TASK INSTRUCTIONS
Which lines of the entries below contain the string "drives"? Copy each one.

STUDY MATERIAL
====

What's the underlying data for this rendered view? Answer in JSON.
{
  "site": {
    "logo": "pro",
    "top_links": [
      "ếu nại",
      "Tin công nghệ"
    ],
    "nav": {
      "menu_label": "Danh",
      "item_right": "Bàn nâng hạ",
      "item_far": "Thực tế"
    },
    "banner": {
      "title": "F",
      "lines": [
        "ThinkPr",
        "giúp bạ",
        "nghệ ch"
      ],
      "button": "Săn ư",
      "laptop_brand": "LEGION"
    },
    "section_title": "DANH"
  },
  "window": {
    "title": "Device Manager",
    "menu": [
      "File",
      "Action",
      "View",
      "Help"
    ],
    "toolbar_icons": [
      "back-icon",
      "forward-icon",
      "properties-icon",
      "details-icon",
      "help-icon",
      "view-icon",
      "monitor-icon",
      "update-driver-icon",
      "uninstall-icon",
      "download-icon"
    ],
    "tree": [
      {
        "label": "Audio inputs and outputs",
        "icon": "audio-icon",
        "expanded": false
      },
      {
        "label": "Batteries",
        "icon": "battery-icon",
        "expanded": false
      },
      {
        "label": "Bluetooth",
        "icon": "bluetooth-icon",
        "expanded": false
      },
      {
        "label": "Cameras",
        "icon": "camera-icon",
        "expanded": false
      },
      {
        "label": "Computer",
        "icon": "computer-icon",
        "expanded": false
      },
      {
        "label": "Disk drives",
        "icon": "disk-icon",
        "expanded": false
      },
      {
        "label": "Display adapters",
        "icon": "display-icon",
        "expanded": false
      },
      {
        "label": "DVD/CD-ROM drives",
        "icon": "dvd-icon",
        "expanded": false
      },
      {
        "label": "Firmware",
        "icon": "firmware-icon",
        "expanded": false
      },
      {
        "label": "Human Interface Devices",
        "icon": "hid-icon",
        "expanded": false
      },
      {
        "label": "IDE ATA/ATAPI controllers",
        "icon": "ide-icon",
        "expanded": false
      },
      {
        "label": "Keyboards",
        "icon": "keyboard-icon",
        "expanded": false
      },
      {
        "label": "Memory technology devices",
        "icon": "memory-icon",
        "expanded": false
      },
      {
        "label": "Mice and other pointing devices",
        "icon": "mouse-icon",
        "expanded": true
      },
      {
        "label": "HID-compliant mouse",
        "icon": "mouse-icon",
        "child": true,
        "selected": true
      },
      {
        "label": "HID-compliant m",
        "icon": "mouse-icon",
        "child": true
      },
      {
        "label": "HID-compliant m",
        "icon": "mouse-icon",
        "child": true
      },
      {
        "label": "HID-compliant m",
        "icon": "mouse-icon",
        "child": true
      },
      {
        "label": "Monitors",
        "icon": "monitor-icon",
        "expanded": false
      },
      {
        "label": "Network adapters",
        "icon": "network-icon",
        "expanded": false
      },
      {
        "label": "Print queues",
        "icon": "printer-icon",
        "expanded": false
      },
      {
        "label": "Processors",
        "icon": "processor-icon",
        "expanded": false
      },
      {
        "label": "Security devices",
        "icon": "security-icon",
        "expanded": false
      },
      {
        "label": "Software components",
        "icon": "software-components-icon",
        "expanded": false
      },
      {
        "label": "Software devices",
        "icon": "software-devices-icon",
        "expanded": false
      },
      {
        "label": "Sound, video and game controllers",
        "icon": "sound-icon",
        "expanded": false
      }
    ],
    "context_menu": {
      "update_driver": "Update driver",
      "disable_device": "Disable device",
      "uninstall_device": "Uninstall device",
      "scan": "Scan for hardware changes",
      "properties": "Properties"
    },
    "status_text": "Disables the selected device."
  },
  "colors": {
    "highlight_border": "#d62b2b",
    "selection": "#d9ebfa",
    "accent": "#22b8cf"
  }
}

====

SOLUTION TO THE PROBLEM
        "label": "Disk drives",
        "label": "DVD/CD-ROM drives",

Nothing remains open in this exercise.